Those attempts have not worked, and they’re not going to work. I’m not sure how many people have noticed, though, that the election of Donald Trump was not merely a rebuke to the liberal left; it was also a defeat for the religious right. It’s worth recalling that the evangelical wing of the Republican Party had its own favorites in the race for the GOP nomination, and Trump was emphatically not one of them. It has not been a propitious autumn for the movements of left and right whose stock in trade is trying to force their own notion of virtue down the throats of the American people—and maybe, just maybe, that points to the way ahead.
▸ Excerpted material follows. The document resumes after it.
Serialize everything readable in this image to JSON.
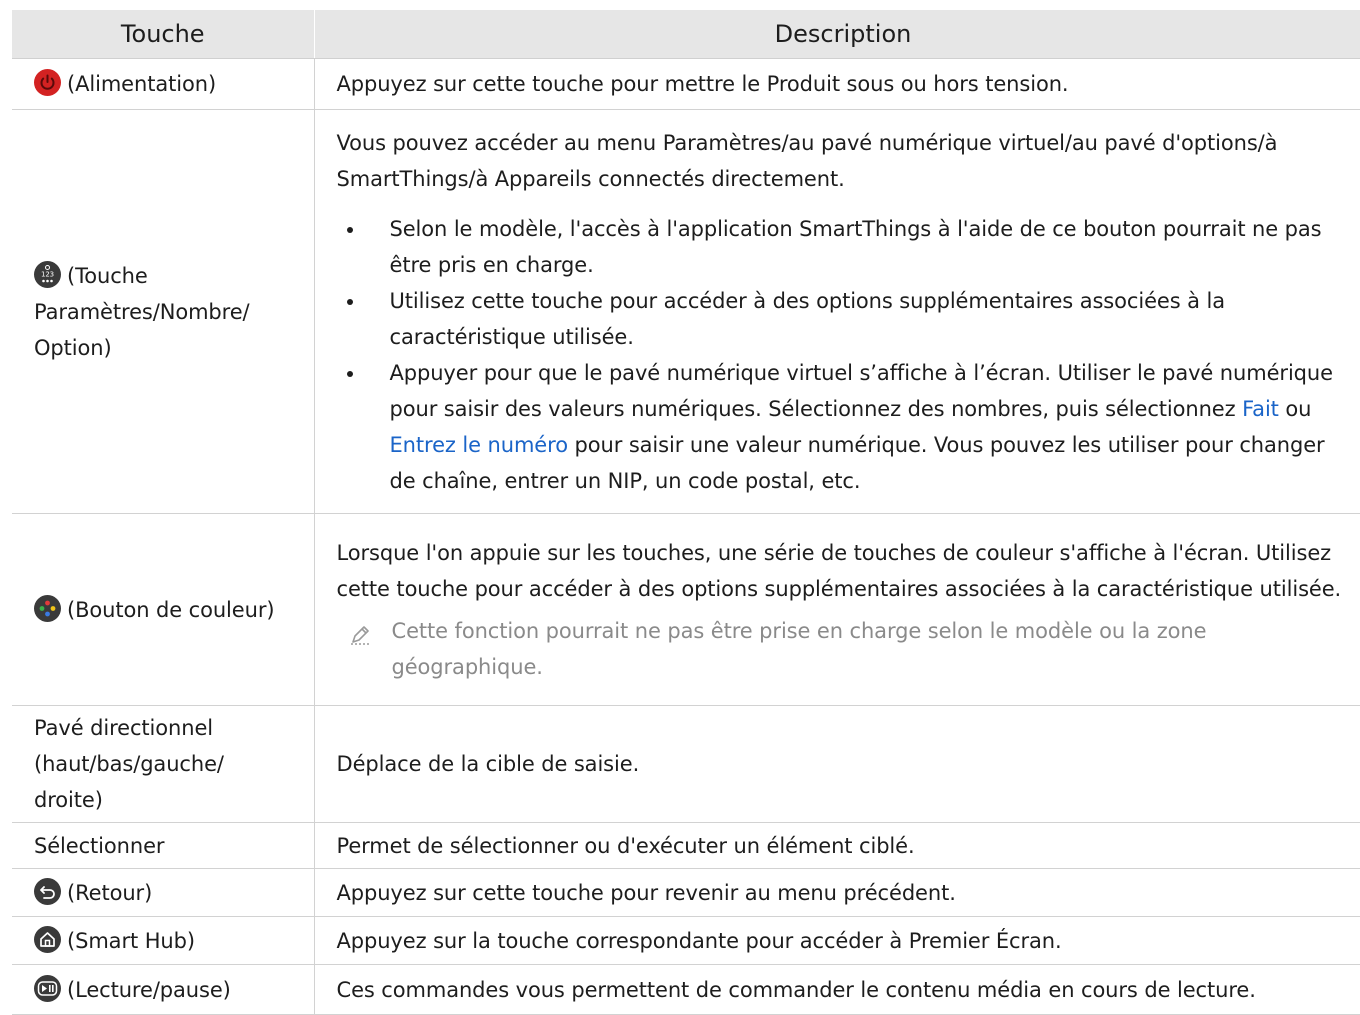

It’s time to consider, I suggest, a renewal of the traditions of American federalism: a systematic devolution of power from the overinflated federal government to the states, and from the states to the people. It’s time for people in Massachusetts to accept that they’re never going to be able to force people in Oklahoma to conform to their notions of moral goodness, and for the people of Oklahoma to accept the same thing about the people of Massachusetts; furthermore, it’s time for government at all levels to give up trying to impose cultural uniformity on the lively diversity of our republic’s many nations, and settle for their proper role of ensuring equal protection under the laws, and those other benefits that governments, by their nature, are best suited to provide for their citizens.
We need a new social compact under which all Americans agree to back away from the politics of personal vilification that dominated all sides in the election just over, let go of the supposed right to force everyone in the country to submit to any one set of social and moral views, and approach the issues that divide us with an eye toward compromise, negotiation, and mutual respect. Most of the problems that face this country could be solved, or at least significantly ameliorated, if our efforts were guided by such a compact—and if that can be done, I suspect that a great many more of us will have the opportunity to experience one of the greatest benefits a political system can bestow: actual, honest-to-goodness liberty. We’ll talk more about that in future posts.